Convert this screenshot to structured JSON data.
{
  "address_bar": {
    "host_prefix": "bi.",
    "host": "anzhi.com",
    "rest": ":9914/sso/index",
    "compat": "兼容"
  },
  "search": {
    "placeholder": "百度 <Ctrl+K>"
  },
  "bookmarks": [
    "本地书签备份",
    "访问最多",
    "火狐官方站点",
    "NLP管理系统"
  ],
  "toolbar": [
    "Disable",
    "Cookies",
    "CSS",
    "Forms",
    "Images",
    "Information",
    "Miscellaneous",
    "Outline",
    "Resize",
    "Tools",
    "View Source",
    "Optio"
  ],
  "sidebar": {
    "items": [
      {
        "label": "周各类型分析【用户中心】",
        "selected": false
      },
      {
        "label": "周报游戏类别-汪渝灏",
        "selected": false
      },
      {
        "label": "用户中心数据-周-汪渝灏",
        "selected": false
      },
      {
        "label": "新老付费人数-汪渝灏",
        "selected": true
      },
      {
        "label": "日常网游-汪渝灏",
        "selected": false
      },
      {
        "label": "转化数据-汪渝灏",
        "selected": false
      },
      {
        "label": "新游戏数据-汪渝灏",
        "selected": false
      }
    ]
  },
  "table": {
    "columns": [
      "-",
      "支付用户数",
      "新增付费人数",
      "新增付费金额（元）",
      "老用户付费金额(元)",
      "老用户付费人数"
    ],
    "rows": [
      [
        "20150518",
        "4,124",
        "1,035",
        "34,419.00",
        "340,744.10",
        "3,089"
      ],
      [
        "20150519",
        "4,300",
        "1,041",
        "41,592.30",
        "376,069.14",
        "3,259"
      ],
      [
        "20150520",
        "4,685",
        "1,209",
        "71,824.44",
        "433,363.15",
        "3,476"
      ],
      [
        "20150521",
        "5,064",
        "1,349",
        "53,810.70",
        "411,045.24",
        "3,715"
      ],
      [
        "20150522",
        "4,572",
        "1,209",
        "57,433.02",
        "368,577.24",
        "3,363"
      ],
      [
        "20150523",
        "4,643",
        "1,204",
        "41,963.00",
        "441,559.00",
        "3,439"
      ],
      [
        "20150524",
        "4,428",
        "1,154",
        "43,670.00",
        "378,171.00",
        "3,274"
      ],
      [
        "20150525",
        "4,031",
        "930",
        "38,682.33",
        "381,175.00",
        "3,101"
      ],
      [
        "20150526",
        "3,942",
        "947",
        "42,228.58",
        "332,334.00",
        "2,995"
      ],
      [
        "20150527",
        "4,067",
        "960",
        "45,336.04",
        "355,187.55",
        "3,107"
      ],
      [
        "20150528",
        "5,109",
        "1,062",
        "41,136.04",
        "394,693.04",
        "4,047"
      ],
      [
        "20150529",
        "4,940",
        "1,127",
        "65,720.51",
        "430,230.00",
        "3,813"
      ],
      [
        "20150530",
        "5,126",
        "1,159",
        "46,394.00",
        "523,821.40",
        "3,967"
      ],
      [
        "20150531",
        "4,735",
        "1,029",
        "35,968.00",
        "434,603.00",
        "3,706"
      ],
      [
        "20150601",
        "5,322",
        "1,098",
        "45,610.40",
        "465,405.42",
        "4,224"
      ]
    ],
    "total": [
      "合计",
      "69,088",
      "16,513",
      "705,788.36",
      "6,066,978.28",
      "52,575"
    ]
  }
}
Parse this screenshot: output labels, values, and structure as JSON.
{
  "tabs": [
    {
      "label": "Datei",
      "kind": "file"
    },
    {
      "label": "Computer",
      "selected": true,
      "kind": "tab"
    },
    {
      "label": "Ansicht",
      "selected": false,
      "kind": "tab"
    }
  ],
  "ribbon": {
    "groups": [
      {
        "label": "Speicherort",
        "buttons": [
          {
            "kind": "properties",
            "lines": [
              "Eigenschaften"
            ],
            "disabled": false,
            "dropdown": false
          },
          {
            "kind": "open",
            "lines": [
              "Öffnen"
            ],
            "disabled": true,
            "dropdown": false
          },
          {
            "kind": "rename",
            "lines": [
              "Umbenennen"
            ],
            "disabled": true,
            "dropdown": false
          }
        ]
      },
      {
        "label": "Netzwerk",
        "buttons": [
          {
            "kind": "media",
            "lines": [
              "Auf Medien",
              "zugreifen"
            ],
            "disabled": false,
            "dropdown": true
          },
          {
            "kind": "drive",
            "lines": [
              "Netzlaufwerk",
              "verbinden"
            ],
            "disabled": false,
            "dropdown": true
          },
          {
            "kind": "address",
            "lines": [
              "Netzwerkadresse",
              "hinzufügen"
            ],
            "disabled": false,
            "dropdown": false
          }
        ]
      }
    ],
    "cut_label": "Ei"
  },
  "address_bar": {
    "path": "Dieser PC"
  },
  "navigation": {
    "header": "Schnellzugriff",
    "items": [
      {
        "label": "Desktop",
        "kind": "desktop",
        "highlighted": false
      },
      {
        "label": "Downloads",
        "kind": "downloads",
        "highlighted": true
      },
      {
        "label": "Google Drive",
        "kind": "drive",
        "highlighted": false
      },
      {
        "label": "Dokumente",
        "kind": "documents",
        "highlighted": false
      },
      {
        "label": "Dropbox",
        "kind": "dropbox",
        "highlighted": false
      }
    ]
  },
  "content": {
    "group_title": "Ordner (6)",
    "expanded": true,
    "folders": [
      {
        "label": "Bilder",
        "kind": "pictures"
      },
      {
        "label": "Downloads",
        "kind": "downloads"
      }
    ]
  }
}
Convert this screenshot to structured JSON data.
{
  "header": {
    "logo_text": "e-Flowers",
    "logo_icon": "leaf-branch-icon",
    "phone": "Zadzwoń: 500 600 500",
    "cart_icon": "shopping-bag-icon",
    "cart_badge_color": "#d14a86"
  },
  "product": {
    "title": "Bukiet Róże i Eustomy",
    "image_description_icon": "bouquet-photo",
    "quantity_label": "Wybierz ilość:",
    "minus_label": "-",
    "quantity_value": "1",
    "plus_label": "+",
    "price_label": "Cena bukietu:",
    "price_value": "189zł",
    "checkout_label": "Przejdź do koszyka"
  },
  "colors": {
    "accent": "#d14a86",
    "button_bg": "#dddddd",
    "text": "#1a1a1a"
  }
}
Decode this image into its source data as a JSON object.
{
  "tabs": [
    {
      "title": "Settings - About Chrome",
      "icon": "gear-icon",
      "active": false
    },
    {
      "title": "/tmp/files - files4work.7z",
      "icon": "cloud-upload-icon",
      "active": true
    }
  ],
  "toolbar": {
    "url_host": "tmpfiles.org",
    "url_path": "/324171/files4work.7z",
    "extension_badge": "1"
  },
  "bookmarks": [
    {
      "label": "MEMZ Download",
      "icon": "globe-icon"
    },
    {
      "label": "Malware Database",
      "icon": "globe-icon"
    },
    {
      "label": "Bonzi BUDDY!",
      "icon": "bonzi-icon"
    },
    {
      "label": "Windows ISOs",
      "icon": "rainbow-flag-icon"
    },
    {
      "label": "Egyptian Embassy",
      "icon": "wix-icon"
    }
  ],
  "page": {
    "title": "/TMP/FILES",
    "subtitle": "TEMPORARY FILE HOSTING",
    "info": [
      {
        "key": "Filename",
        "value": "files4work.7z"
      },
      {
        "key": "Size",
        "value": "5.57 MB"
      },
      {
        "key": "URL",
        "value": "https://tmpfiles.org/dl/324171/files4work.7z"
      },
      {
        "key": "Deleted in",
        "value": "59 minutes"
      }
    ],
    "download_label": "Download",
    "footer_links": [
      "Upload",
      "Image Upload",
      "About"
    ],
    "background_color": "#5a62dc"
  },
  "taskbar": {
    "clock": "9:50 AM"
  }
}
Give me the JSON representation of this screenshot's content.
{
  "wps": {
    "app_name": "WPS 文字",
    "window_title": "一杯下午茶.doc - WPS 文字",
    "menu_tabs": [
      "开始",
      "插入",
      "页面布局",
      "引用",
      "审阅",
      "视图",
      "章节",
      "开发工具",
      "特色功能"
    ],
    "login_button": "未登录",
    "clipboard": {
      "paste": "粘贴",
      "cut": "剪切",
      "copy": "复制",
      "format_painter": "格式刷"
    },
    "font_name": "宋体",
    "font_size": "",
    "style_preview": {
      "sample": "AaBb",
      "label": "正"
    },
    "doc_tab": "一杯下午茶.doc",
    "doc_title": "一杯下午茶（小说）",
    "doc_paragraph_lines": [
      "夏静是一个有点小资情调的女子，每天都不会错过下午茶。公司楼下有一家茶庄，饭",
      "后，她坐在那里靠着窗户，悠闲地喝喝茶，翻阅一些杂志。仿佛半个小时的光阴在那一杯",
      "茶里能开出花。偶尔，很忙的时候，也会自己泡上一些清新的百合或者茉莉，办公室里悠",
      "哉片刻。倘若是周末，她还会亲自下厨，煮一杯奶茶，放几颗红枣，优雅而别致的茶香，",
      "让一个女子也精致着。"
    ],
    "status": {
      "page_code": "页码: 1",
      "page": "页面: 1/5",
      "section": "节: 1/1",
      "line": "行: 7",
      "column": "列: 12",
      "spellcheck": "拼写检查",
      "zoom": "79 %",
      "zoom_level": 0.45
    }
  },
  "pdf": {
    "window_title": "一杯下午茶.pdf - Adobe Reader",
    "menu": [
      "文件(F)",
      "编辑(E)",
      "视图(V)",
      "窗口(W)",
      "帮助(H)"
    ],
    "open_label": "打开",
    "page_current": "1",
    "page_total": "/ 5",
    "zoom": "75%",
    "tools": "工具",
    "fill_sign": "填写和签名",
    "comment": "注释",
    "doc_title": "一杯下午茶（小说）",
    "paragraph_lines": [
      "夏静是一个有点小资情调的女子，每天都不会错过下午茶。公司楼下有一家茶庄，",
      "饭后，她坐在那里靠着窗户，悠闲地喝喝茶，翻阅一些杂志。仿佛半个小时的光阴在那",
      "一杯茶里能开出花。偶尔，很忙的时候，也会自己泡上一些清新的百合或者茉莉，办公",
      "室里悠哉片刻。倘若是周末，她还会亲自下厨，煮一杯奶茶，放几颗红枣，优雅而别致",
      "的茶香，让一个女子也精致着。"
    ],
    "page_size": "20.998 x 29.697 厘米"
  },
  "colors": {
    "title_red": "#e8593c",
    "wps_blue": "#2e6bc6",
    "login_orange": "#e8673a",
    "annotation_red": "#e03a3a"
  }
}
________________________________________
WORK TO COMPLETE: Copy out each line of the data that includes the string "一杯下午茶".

REPLY:
    "window_title": "一杯下午茶.doc - WPS 文字",
    "doc_tab": "一杯下午茶.doc",
    "doc_title": "一杯下午茶（小说）",
    "window_title": "一杯下午茶.pdf - Adobe Reader",
    "doc_title": "一杯下午茶（小说）",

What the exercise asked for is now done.